■ **WHAT YOU ARE ASKED TO DO**
In the material below, find all lines with the string "liệu" and copy them.
------ MATERIAL FOR THIS EXERCISE
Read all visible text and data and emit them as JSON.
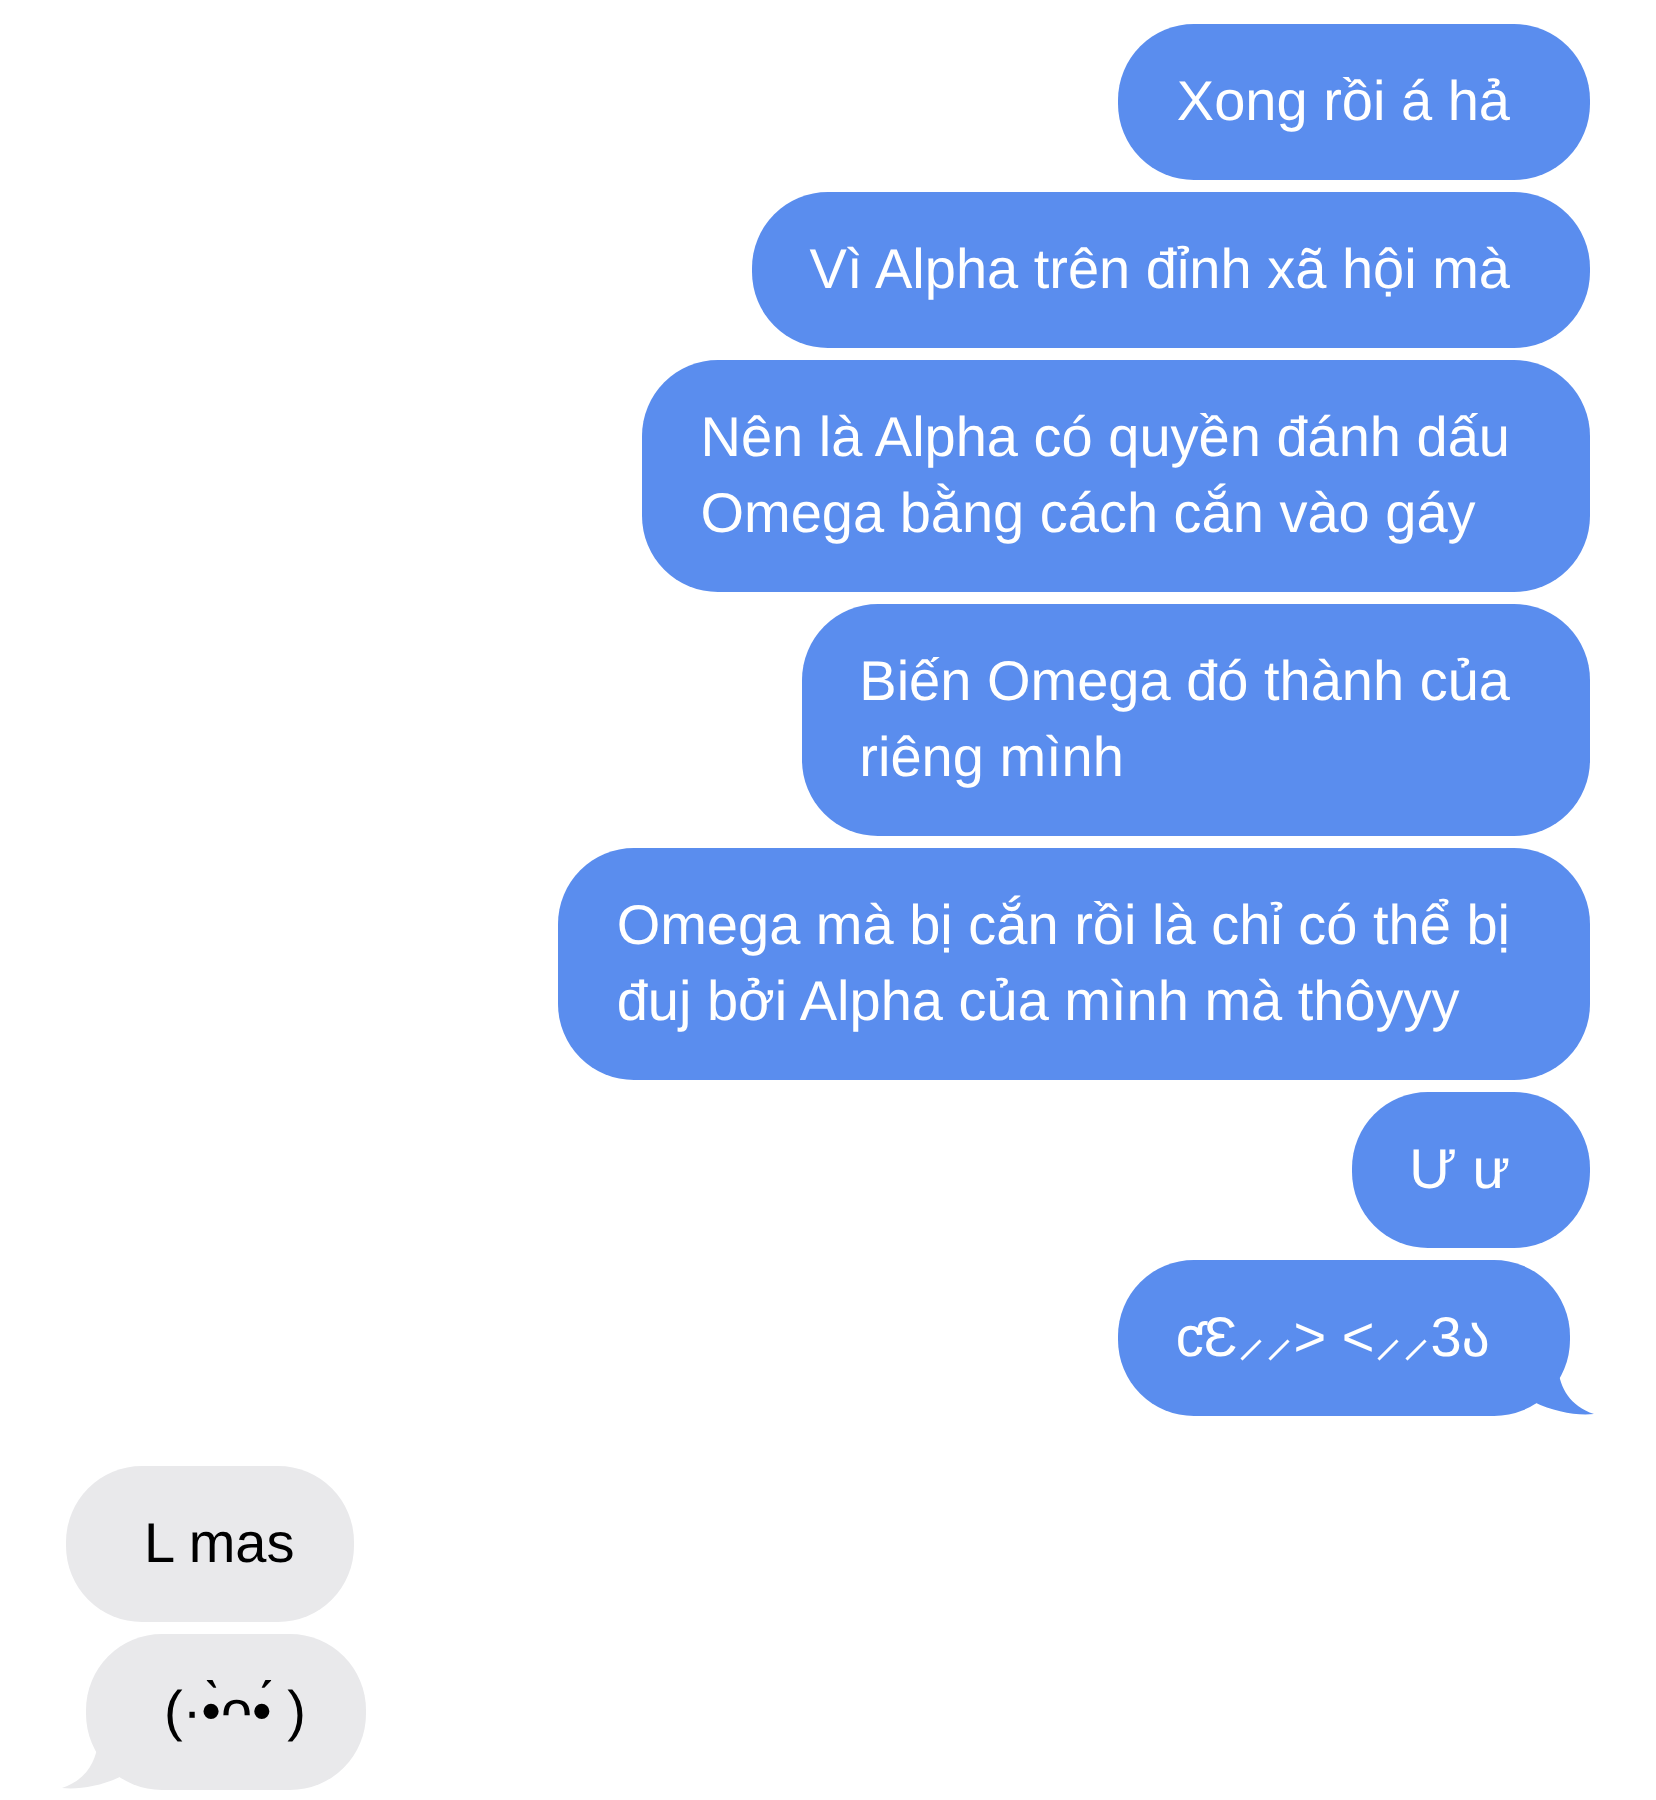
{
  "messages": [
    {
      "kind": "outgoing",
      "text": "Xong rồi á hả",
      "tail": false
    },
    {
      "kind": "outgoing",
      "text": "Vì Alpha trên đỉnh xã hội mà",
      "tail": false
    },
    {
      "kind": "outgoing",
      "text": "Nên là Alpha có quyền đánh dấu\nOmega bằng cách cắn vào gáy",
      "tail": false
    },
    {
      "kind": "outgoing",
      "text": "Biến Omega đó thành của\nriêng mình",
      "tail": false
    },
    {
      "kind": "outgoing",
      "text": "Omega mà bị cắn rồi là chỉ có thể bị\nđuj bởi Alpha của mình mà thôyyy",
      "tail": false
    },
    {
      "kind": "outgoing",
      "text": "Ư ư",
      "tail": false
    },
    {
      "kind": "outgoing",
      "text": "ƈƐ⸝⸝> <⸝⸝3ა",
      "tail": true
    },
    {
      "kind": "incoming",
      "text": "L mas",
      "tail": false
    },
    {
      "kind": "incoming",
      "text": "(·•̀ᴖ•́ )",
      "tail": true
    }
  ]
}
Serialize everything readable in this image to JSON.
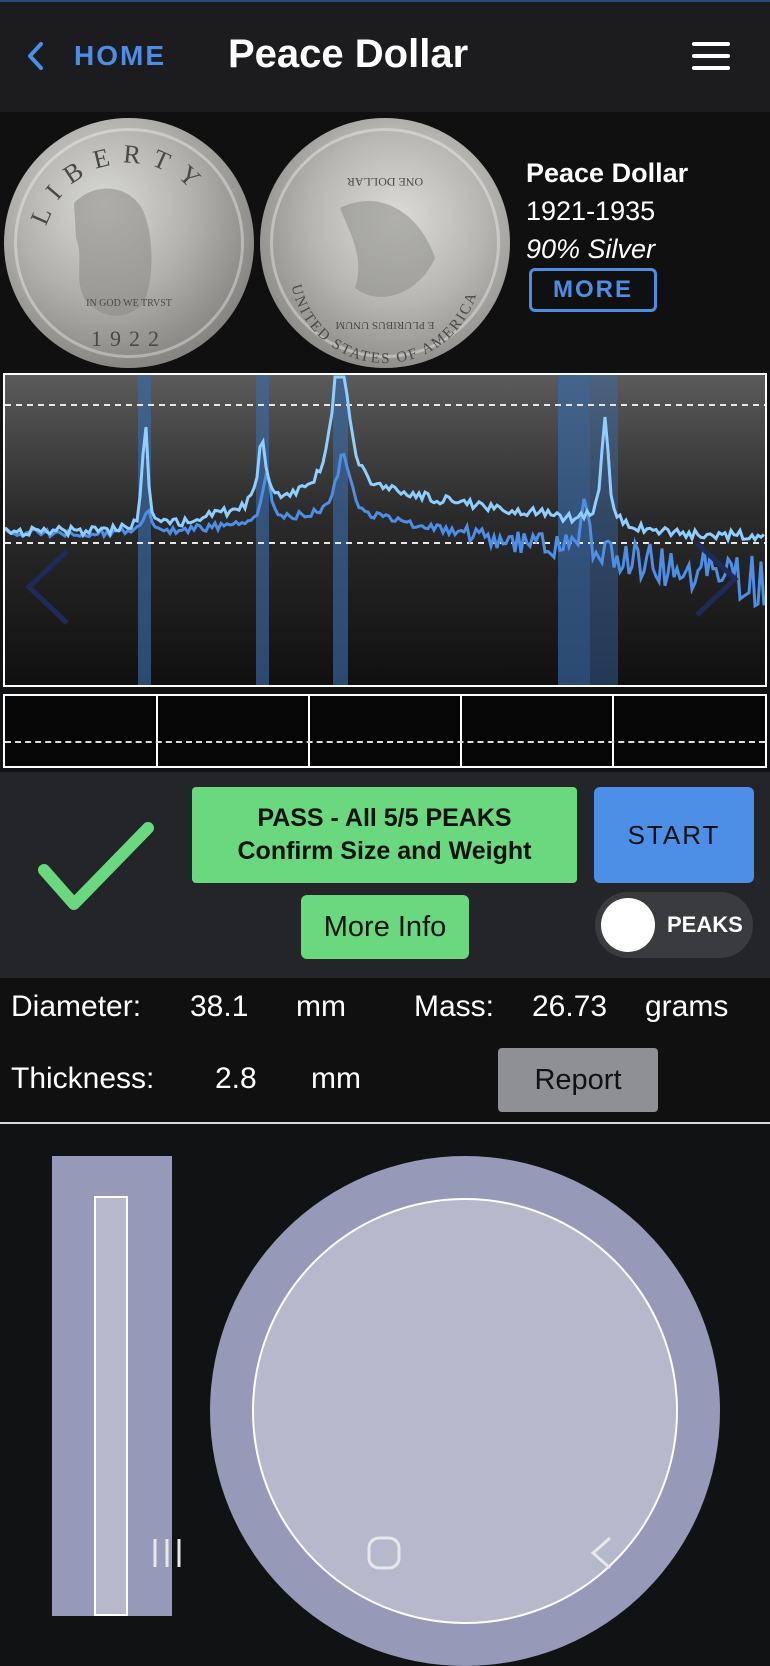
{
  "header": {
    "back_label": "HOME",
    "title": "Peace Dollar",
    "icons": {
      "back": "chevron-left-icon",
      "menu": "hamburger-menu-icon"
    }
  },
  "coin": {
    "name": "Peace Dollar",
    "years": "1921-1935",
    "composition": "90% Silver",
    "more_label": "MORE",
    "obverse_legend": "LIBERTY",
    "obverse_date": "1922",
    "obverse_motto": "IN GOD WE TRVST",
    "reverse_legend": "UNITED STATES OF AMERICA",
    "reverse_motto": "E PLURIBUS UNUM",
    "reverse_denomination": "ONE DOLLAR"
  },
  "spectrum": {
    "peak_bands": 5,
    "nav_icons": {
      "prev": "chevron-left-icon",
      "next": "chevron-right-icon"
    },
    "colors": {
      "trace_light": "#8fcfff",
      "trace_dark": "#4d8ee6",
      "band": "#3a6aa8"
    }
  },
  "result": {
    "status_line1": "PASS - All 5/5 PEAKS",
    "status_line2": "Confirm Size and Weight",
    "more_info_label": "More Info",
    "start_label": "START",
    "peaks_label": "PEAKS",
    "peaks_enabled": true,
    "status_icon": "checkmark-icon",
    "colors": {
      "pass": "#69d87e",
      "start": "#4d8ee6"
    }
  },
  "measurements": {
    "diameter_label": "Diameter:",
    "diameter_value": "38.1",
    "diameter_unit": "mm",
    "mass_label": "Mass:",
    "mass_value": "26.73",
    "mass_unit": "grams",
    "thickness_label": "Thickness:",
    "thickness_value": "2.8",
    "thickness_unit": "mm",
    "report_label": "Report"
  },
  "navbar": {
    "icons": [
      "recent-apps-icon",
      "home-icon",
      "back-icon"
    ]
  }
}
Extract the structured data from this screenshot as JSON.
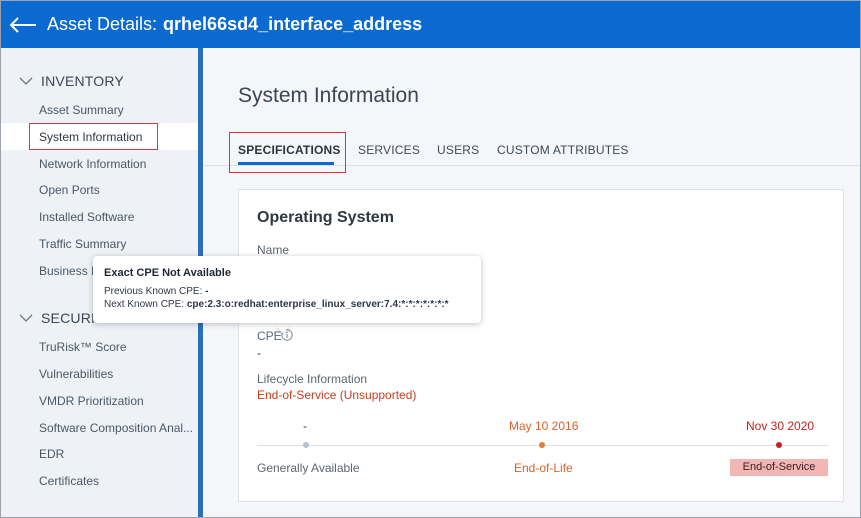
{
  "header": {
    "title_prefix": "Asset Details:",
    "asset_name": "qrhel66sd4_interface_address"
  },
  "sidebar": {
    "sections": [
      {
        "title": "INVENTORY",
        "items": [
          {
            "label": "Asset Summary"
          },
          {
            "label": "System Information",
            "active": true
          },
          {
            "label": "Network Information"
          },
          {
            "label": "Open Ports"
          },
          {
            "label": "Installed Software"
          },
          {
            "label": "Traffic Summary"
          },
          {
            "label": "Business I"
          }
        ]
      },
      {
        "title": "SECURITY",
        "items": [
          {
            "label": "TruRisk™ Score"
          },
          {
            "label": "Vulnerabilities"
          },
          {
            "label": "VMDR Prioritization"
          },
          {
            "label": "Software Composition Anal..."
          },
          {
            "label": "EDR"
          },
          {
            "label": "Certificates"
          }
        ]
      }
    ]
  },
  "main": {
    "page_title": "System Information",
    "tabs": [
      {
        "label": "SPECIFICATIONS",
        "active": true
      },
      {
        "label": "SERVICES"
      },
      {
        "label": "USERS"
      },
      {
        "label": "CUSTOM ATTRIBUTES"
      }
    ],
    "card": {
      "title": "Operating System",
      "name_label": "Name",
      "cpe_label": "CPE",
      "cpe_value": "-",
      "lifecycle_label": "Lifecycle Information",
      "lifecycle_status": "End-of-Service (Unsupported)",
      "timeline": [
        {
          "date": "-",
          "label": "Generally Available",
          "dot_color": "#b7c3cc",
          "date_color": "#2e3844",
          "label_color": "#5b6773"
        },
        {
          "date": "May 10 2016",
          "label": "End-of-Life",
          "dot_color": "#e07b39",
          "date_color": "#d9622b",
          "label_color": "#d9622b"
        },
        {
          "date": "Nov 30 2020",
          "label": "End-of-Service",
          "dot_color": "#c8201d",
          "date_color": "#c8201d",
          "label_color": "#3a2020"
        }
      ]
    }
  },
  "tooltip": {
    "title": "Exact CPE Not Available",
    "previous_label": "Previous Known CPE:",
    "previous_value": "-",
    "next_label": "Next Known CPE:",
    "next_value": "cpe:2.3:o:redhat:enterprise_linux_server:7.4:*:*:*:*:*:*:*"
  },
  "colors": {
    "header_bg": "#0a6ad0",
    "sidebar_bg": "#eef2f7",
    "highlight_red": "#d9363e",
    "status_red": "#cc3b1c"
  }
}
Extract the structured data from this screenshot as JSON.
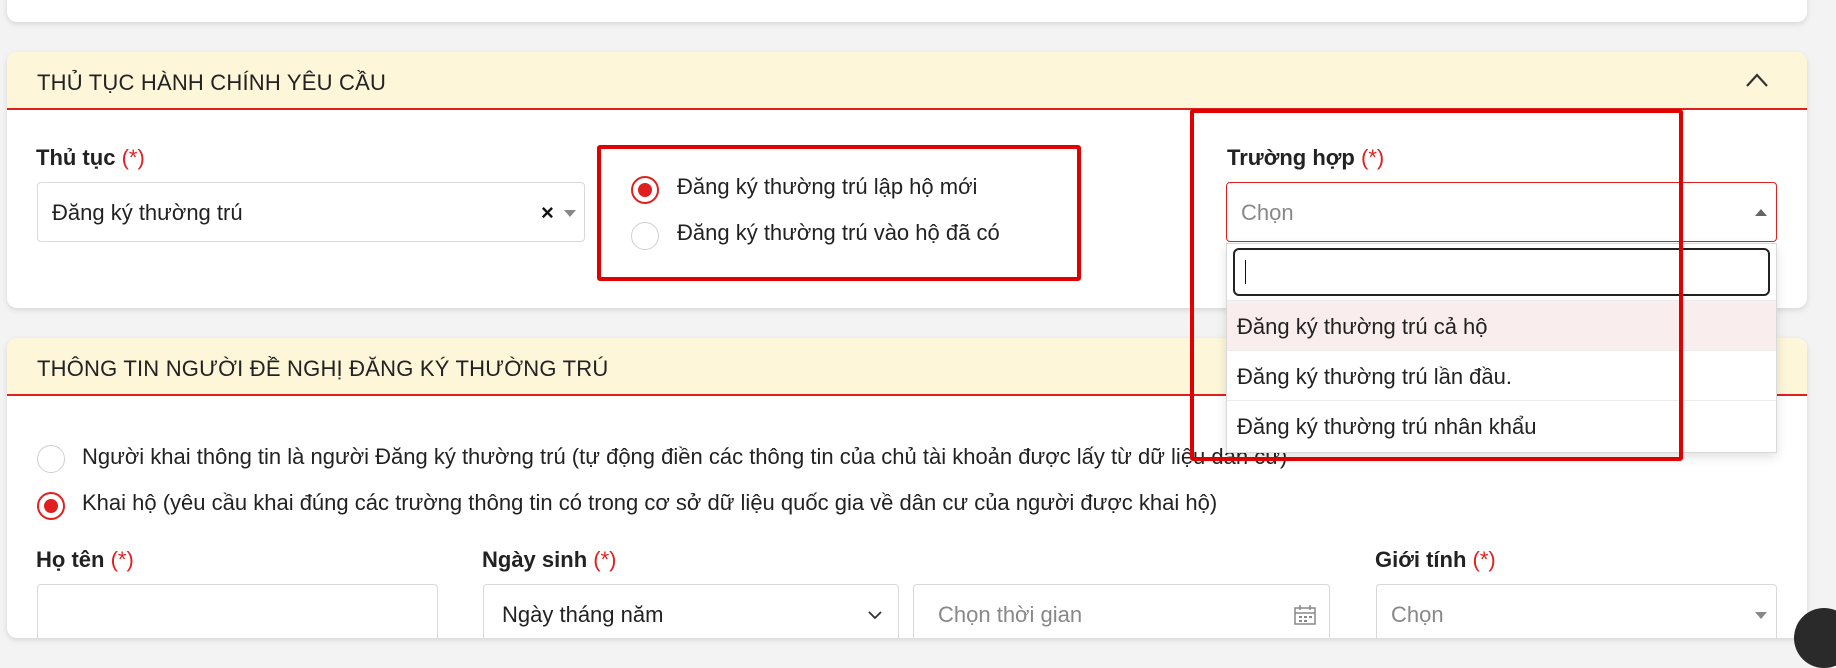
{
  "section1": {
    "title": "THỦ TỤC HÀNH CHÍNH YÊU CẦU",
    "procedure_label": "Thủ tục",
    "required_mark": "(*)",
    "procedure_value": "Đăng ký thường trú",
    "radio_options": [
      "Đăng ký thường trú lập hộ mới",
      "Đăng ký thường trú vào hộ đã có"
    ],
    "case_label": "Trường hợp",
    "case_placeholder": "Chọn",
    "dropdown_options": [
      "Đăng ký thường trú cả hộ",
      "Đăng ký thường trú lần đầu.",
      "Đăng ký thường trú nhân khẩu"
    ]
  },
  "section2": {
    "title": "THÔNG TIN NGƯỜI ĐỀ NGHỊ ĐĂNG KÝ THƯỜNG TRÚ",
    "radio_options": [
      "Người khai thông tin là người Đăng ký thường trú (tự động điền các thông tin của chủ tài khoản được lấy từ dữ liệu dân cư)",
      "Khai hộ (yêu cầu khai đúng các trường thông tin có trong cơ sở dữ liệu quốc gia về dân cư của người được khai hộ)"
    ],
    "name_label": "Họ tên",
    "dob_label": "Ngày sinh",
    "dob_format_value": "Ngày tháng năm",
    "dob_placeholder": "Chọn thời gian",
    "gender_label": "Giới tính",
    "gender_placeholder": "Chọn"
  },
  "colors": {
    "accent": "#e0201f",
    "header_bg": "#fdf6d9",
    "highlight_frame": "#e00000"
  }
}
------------
■ **WORKED SOLUTION**
      "Người khai thông tin là người Đăng ký thường trú (tự động điền các thông tin của chủ tài khoản được lấy từ dữ liệu dân cư)",
      "Khai hộ (yêu cầu khai đúng các trường thông tin có trong cơ sở dữ liệu quốc gia về dân cư của người được khai hộ)"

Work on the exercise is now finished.